Sinclair, A. John and Doreen L. Smith. 1999. "The model forest program in Canada: Building consensus on sustainable forest management?" Society and Natural Resources 12: 121-138.

Sinclair, Peter R. and Honna Janes-Hodder. 2006. "Contested forest: Management of the Main River watershed in western Newfoundland, Canada." In Rural Governance: International Perspectives, edited by L. Cheshire, V. Higgins, and G. Lawrence. Oxon: Routledge.

Sinclair, Peter R., Martha MacDonald, and Barbara Neis. 2006. "The changing world of Andy Gibson: Restructuring forestry on Newfoundland’s Great Northern Peninsula." Studies in Political Economy 78: 177-199.

Notes

1 This research was conducted in 2001-2002 as part of Coasts Under Stress, an interdisciplinary research study directed by Rosemary Ommer and funded by NSERC and SSHRCC as a special multi-collaborative research initiative. The interviews used here include some conducted by Barbara Neis, Martha MacDonald, and Honna Janes-Hodder, colleagues in the project. This type of research permits us to identify and comment on issues by drawing on the experience of participants well located in the forest industry network, but generalizations about large groups such as domestic cutters must be treated as tentative.

2 For the sake of brevity, we will refer to the Corner Brook Pulp and Paper Company by the name of Kruger, which is a private company owning 100 percent of the equity.

3 CBC, "Sawmill closed on eve of reopening," Web-posted, 6 June 2003, accessed at http://stjohns.cbc.ca.

4 For more detailed review of the network structure, see Sinclair et al. (2006).

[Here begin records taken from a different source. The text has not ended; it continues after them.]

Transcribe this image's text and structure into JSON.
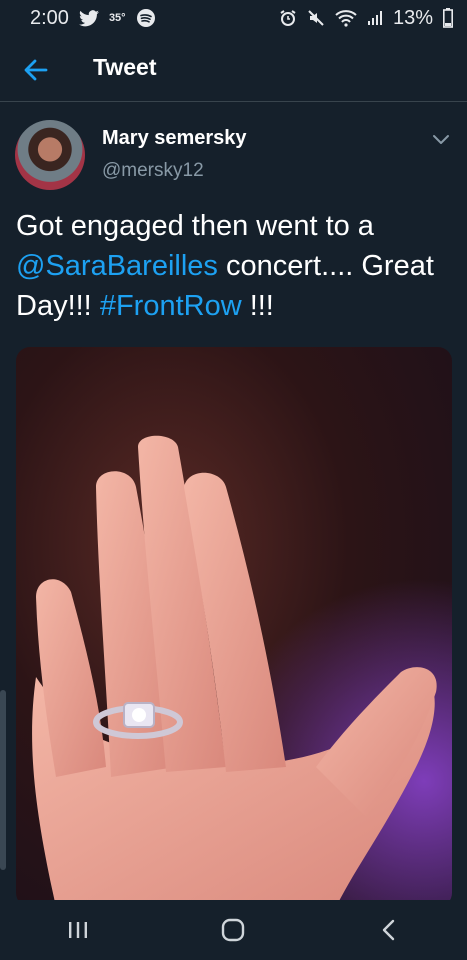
{
  "status_bar": {
    "time": "2:00",
    "temp": "35°",
    "battery": "13%"
  },
  "header": {
    "title": "Tweet"
  },
  "tweet": {
    "author_name": "Mary semersky",
    "author_handle": "@mersky12",
    "text_part1": "Got engaged then went to a ",
    "mention": "@SaraBareilles",
    "text_part2": " concert.... Great Day!!! ",
    "hashtag": "#FrontRow",
    "text_part3": " !!!"
  },
  "colors": {
    "background": "#15202b",
    "link": "#1da1f2",
    "secondary_text": "#8899a6",
    "divider": "#38444d"
  },
  "icons": {
    "back": "arrow-left",
    "more": "chevron-down",
    "nav_recents": "recents-bars",
    "nav_home": "home-rounded-square",
    "nav_back": "chevron-left"
  }
}
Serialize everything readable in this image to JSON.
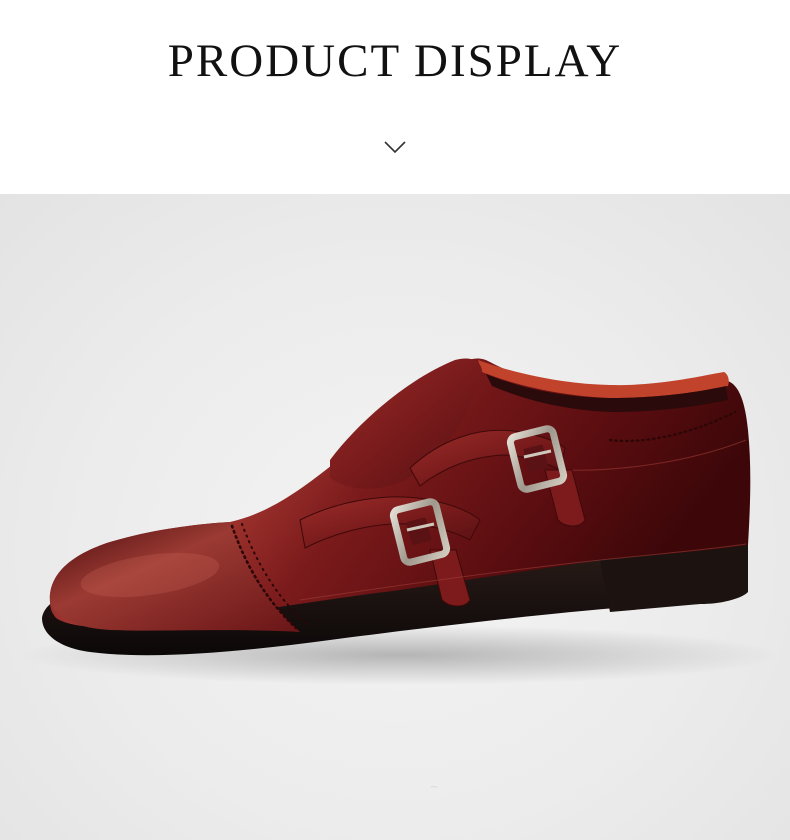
{
  "header": {
    "title": "PRODUCT DISPLAY"
  },
  "icons": {
    "chevron": "chevron-down-icon"
  },
  "product_image": {
    "subject": "shoe-photo",
    "colors": {
      "leather": "#6e1416",
      "highlight": "#b8473f",
      "sole": "#151010",
      "buckle": "#b9b3a9"
    }
  }
}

6 The Newfoundland government had recognized a common-property reserve of coastal forests within three miles of the high tide water mark by 1898. Outport residents could cut without restriction for fishery purposes on this "three-mile limit." However, beginning with the granting of timber rights to Sir Wilfred Grenfell in Canada Bay in 1903, and then to Harry Crowe in the vicinity of Hampden, White Bay South, in 1923, the government was willing to allow private property rights on the reserve for industrial development if there was evidence of local popular support. Successive Newfoundland governments suggested that fishers’ right to cut without regulation on the reserve was a major problem in forest management, and the provincial government converted it to Crown land in the 1970s (Cadigan 2006).

7 For a discussion of Canadian approaches, see Beckley (1998), Beckley and Reimer (1999), and Krogman and Beckley (2002). Sometimes decentralization policies exist but are deficient in practice, as Perez and Groom (2000) argue with reference to public participation in planning forest use in two regions of Spain.

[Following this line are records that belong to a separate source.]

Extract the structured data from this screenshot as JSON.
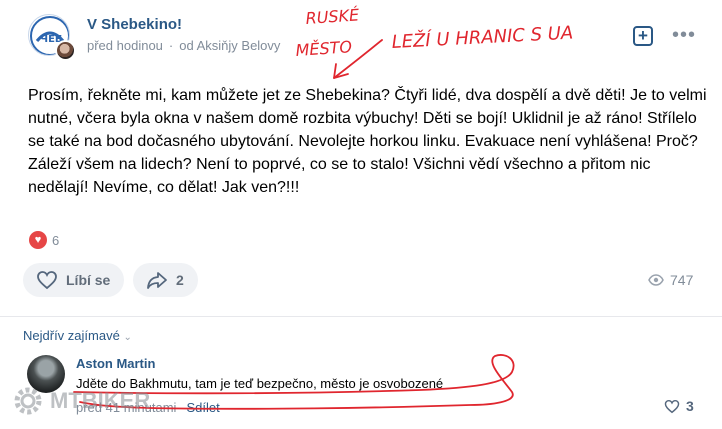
{
  "post": {
    "group_name": "V Shebekino!",
    "time": "před hodinou",
    "via": "od Aksiňjy Belovy",
    "text": "Prosím, řekněte mi, kam můžete jet ze Shebekina? Čtyři lidé, dva dospělí a dvě děti! Je to velmi nutné, včera byla okna v našem domě rozbita výbuchy! Děti se bojí! Uklidnil je až ráno! Střílelo se také na bod dočasného ubytování. Nevolejte horkou linku. Evakuace není vyhlášena! Proč? Záleží všem na lidech? Není to poprvé, co se to stalo! Všichni vědí všechno a přitom nic nedělají! Nevíme, co dělat! Jak ven?!!!",
    "reactions_count": "6",
    "like_label": "Líbí se",
    "share_count": "2",
    "views": "747"
  },
  "annotation": {
    "line1": "RUSKÉ",
    "line2": "MĚSTO",
    "line3": "LEŽÍ U HRANIC S UA"
  },
  "comments": {
    "sort_label": "Nejdřív zajímavé",
    "items": [
      {
        "author": "Aston Martin",
        "text": "Jděte do Bakhmutu, tam je teď bezpečno, město je osvobozené",
        "time": "před 41 minutami",
        "share_label": "Sdílet",
        "likes": "3"
      }
    ]
  },
  "watermark": "MTBIKER",
  "colors": {
    "link": "#2a5885",
    "muted": "#818c99",
    "heart": "#e64646",
    "handwriting": "#e0262e"
  }
}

8 Sinclair and Smith (1999) provide a more extensive critique of the limits of participation.

9 For a generally positive overview, see Duinker et al. (1994).



Newfoundland and Labrador Studies. ISSN: 1715-1430